Haze Near Bohai Sea, China

36.4N 118.8E

November 30th, 2012 Category: Sediments

China – November 29th, 2012

A blanket of haze covers up much of the North China Plain. Here, the haze clears slightly as one approaches the shores of the Bohai Sea (upper right quadrant) and the coastline near the mouth of the Yangtze River (lower right quadrant). Both areas of shoreline are framed by tan sediments.

Sediments Off Coast of China and Haze Over North China Plain

38.8N 119.7E

November 20th, 2012 Category: Sediments

China – November 19th, 2012

Sediments can be seen along the coast of China, particularly by the mouth of the Yangtze River by Shanghai (lower right quadrant) and in the Bohai Sea (upper right quadrant), particularly in Bohai Bay (southwest) and Laizhou Bay (southeast). Meanwhile, to the southwest, a thick haze hangs over the North China Plain, almost completely obscuring the ground below.

Haze Over China

30.9N 110.2E

March 14th, 2012 Category: Clouds

China - January 6th, 2012

This image shows a greyish veil of haze, perhaps mixed with some fog, over eastern China. The low-lying haze seeps into mountain valleys along the edge of the North China Plain, leaving the dark brown peaks clear. Such haze is common over the North China Plain, caused by a variety of factors ranging from smoke from agricultural fires, to smog released into the atmosphere in urban areas, to the presence of cyclones in the Pacific Ocean to the east.

Haze Over Northeastern China Near Bohai Sea

37.4N 117.4E

January 25th, 2012 Category: Mountains

China - January 6th, 2012

This image shows dense smog hanging over the North China Plain, completely obscuring much of the ground below. The haze probably contains mostly soot or black carbon and possibly some ground-level ozone. Smog frequently builds up in this way in northeastern China during the winter, because weather conditions trap pollutants over the plain. Here, the haze is also trapped in the area by the surrounding mountains.

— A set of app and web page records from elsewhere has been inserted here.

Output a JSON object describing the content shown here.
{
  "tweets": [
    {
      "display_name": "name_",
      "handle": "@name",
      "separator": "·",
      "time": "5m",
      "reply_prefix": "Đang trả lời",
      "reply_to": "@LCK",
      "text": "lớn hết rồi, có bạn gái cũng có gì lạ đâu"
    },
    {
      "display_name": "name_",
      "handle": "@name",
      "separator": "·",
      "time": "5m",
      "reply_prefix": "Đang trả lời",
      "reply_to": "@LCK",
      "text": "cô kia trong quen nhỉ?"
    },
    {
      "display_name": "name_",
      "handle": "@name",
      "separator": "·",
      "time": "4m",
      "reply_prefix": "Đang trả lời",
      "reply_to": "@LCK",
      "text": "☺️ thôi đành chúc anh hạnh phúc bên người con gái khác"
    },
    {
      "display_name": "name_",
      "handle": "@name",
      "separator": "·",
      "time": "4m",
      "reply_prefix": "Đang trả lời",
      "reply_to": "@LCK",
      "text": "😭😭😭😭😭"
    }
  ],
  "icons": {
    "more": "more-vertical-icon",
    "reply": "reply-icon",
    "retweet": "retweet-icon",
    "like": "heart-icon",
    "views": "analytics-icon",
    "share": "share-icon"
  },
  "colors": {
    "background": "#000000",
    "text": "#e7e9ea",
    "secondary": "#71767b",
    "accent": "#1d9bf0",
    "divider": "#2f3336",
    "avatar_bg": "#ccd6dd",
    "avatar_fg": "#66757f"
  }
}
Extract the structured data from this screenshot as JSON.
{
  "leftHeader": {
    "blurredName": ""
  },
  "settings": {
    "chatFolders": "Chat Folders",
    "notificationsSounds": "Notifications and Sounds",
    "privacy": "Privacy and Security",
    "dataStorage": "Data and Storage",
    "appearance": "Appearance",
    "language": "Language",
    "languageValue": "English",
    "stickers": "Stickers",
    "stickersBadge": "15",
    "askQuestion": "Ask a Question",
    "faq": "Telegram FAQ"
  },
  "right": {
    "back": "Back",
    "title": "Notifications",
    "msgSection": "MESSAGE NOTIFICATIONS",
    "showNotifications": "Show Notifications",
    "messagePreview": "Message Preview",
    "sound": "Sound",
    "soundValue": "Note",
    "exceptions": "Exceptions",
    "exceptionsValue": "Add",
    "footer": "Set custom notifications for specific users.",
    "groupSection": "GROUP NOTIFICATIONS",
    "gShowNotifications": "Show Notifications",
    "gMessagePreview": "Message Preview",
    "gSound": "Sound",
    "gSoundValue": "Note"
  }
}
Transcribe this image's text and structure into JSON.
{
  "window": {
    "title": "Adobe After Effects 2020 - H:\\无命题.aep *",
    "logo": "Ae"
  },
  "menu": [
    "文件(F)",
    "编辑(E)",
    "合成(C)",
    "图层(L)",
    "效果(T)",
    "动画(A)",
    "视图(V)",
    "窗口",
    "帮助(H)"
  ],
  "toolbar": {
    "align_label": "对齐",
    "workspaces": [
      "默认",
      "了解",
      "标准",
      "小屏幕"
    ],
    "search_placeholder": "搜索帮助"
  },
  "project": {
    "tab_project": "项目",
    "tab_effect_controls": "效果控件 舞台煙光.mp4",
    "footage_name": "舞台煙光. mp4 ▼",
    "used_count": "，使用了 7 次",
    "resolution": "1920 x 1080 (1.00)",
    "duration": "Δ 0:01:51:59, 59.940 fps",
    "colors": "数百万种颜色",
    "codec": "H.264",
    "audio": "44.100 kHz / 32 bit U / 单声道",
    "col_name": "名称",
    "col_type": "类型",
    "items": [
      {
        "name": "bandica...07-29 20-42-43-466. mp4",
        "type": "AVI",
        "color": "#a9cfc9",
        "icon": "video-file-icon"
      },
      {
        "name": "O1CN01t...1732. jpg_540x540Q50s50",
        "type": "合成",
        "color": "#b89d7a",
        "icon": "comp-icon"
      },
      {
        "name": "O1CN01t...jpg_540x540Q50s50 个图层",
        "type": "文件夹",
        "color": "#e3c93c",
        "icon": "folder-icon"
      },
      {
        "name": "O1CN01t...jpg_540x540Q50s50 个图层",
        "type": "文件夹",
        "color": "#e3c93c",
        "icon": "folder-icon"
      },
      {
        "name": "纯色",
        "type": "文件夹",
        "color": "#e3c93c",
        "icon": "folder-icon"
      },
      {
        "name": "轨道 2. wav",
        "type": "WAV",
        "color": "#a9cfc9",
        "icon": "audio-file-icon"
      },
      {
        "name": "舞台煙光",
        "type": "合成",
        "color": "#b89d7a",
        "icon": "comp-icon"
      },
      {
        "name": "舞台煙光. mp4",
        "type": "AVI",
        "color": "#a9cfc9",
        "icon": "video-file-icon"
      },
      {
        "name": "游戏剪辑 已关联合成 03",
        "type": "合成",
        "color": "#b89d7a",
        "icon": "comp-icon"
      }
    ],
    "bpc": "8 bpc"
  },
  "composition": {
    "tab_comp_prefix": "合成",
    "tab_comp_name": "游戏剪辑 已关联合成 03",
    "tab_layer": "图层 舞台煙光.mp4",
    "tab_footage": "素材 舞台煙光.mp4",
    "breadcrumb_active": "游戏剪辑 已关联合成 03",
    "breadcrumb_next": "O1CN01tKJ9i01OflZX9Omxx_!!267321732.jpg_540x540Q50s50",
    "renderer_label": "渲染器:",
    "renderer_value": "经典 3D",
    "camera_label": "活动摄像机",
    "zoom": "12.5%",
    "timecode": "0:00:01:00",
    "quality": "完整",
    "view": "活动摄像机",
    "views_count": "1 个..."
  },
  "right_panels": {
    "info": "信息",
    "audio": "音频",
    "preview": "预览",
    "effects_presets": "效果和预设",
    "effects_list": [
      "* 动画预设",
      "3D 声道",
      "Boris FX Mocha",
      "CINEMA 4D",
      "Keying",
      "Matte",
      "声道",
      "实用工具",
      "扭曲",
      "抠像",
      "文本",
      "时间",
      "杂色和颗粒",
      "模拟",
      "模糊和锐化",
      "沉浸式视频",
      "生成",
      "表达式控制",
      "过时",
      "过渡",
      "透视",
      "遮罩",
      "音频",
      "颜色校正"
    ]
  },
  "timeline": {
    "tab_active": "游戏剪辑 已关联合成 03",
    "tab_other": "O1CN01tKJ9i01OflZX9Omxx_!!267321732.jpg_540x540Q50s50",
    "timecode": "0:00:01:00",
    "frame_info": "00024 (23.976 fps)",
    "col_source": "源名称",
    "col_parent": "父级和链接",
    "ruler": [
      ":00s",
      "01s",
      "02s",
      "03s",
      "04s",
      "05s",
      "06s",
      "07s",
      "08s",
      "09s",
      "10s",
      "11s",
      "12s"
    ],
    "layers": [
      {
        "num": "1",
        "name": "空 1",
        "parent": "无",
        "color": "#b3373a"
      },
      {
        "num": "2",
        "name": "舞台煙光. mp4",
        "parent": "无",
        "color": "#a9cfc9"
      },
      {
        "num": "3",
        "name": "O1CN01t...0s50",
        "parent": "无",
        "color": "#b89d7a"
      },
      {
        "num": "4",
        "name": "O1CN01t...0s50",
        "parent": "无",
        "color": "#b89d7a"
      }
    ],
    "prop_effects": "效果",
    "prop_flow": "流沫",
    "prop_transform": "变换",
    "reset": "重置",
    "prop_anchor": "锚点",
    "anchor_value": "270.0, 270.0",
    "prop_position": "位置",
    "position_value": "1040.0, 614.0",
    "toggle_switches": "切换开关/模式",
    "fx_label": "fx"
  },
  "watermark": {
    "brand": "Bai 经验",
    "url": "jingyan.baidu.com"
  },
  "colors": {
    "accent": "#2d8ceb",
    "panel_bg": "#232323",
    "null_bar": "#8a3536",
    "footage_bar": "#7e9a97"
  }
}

The North China Plain is bordered on the north by the Yanshan Mountains and on the west by the Taihang Mountains at the edge of the Shanxi (‘western mountains’) plateau. To the south, it merges into the Yangtze Plain. From northeast to southeast, it fronts the Bohai Gulf (partially visible through the haze at the right edge), the highlands of Shandong Peninsula, and the Yellow Sea.